[Element data from apps and pages]
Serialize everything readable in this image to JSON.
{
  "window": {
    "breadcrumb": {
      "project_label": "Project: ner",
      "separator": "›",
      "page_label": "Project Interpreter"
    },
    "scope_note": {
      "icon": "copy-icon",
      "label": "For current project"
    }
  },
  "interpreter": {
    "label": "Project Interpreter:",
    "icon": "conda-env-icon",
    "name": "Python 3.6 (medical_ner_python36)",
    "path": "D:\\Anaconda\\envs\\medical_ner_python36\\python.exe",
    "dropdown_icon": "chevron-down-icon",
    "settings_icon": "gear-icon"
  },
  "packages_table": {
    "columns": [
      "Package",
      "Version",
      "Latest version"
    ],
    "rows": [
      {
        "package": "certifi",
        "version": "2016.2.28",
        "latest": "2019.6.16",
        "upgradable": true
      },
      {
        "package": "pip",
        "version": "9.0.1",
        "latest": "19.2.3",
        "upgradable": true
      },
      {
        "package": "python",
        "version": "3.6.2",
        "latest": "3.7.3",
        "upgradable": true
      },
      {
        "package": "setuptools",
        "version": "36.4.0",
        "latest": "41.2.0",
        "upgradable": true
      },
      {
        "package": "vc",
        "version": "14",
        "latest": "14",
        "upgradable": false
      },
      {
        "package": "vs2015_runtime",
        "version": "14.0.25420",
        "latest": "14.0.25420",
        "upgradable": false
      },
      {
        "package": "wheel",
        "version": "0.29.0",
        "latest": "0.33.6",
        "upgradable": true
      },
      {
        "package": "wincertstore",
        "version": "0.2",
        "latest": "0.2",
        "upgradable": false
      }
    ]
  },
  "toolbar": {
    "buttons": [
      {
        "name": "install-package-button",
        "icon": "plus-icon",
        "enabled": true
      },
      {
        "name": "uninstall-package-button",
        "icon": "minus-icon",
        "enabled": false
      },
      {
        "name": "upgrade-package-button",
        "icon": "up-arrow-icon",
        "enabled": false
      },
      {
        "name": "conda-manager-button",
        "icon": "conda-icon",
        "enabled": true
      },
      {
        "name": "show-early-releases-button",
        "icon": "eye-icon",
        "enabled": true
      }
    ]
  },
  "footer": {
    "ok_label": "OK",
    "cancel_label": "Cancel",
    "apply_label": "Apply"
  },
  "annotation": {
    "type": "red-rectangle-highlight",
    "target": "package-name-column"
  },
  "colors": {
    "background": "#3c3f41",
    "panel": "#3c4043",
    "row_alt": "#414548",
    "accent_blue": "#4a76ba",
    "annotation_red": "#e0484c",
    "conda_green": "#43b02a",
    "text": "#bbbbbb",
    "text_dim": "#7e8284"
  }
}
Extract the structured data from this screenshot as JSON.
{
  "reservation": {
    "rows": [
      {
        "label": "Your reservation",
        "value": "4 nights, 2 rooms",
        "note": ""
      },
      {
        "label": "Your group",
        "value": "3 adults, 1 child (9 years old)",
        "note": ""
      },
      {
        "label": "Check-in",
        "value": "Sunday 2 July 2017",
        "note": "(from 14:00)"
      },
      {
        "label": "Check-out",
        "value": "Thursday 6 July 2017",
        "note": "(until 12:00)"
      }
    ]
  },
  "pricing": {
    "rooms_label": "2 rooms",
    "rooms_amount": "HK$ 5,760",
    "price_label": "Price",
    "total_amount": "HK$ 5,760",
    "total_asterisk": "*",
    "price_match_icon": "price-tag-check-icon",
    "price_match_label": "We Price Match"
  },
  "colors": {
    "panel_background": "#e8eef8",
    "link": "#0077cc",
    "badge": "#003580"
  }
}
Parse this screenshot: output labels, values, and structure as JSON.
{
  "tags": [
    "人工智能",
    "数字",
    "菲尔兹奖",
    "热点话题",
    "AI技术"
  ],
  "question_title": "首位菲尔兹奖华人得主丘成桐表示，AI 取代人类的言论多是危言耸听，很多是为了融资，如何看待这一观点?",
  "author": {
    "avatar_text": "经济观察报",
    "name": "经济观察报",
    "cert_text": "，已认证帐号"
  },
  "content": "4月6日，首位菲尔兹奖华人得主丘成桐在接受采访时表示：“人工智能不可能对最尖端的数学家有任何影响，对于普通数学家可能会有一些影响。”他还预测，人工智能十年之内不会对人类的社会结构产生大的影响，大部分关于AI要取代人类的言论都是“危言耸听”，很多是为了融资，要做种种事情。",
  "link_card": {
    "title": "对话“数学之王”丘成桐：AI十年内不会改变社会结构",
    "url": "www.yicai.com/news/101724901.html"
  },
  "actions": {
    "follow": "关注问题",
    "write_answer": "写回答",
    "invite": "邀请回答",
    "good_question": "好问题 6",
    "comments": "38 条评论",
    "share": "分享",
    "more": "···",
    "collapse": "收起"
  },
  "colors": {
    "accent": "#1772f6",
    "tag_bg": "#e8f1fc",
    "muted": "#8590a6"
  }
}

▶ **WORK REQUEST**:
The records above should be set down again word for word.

▶ **WRITTEN ANSWER**:
Serialize everything readable in this image to JSON.
{
  "window": {
    "breadcrumb": {
      "project_label": "Project: ner",
      "separator": "›",
      "page_label": "Project Interpreter"
    },
    "scope_note": {
      "icon": "copy-icon",
      "label": "For current project"
    }
  },
  "interpreter": {
    "label": "Project Interpreter:",
    "icon": "conda-env-icon",
    "name": "Python 3.6 (medical_ner_python36)",
    "path": "D:\\Anaconda\\envs\\medical_ner_python36\\python.exe",
    "dropdown_icon": "chevron-down-icon",
    "settings_icon": "gear-icon"
  },
  "packages_table": {
    "columns": [
      "Package",
      "Version",
      "Latest version"
    ],
    "rows": [
      {
        "package": "certifi",
        "version": "2016.2.28",
        "latest": "2019.6.16",
        "upgradable": true
      },
      {
        "package": "pip",
        "version": "9.0.1",
        "latest": "19.2.3",
        "upgradable": true
      },
      {
        "package": "python",
        "version": "3.6.2",
        "latest": "3.7.3",
        "upgradable": true
      },
      {
        "package": "setuptools",
        "version": "36.4.0",
        "latest": "41.2.0",
        "upgradable": true
      },
      {
        "package": "vc",
        "version": "14",
        "latest": "14",
        "upgradable": false
      },
      {
        "package": "vs2015_runtime",
        "version": "14.0.25420",
        "latest": "14.0.25420",
        "upgradable": false
      },
      {
        "package": "wheel",
        "version": "0.29.0",
        "latest": "0.33.6",
        "upgradable": true
      },
      {
        "package": "wincertstore",
        "version": "0.2",
        "latest": "0.2",
        "upgradable": false
      }
    ]
  },
  "toolbar": {
    "buttons": [
      {
        "name": "install-package-button",
        "icon": "plus-icon",
        "enabled": true
      },
      {
        "name": "uninstall-package-button",
        "icon": "minus-icon",
        "enabled": false
      },
      {
        "name": "upgrade-package-button",
        "icon": "up-arrow-icon",
        "enabled": false
      },
      {
        "name": "conda-manager-button",
        "icon": "conda-icon",
        "enabled": true
      },
      {
        "name": "show-early-releases-button",
        "icon": "eye-icon",
        "enabled": true
      }
    ]
  },
  "footer": {
    "ok_label": "OK",
    "cancel_label": "Cancel",
    "apply_label": "Apply"
  },
  "annotation": {
    "type": "red-rectangle-highlight",
    "target": "package-name-column"
  },
  "colors": {
    "background": "#3c3f41",
    "panel": "#3c4043",
    "row_alt": "#414548",
    "accent_blue": "#4a76ba",
    "annotation_red": "#e0484c",
    "conda_green": "#43b02a",
    "text": "#bbbbbb",
    "text_dim": "#7e8284"
  }
}
Extract the structured data from this screenshot as JSON.
{
  "reservation": {
    "rows": [
      {
        "label": "Your reservation",
        "value": "4 nights, 2 rooms",
        "note": ""
      },
      {
        "label": "Your group",
        "value": "3 adults, 1 child (9 years old)",
        "note": ""
      },
      {
        "label": "Check-in",
        "value": "Sunday 2 July 2017",
        "note": "(from 14:00)"
      },
      {
        "label": "Check-out",
        "value": "Thursday 6 July 2017",
        "note": "(until 12:00)"
      }
    ]
  },
  "pricing": {
    "rooms_label": "2 rooms",
    "rooms_amount": "HK$ 5,760",
    "price_label": "Price",
    "total_amount": "HK$ 5,760",
    "total_asterisk": "*",
    "price_match_icon": "price-tag-check-icon",
    "price_match_label": "We Price Match"
  },
  "colors": {
    "panel_background": "#e8eef8",
    "link": "#0077cc",
    "badge": "#003580"
  }
}
Parse this screenshot: output labels, values, and structure as JSON.
{
  "tags": [
    "人工智能",
    "数字",
    "菲尔兹奖",
    "热点话题",
    "AI技术"
  ],
  "question_title": "首位菲尔兹奖华人得主丘成桐表示，AI 取代人类的言论多是危言耸听，很多是为了融资，如何看待这一观点?",
  "author": {
    "avatar_text": "经济观察报",
    "name": "经济观察报",
    "cert_text": "，已认证帐号"
  },
  "content": "4月6日，首位菲尔兹奖华人得主丘成桐在接受采访时表示：“人工智能不可能对最尖端的数学家有任何影响，对于普通数学家可能会有一些影响。”他还预测，人工智能十年之内不会对人类的社会结构产生大的影响，大部分关于AI要取代人类的言论都是“危言耸听”，很多是为了融资，要做种种事情。",
  "link_card": {
    "title": "对话“数学之王”丘成桐：AI十年内不会改变社会结构",
    "url": "www.yicai.com/news/101724901.html"
  },
  "actions": {
    "follow": "关注问题",
    "write_answer": "写回答",
    "invite": "邀请回答",
    "good_question": "好问题 6",
    "comments": "38 条评论",
    "share": "分享",
    "more": "···",
    "collapse": "收起"
  },
  "colors": {
    "accent": "#1772f6",
    "tag_bg": "#e8f1fc",
    "muted": "#8590a6"
  }
}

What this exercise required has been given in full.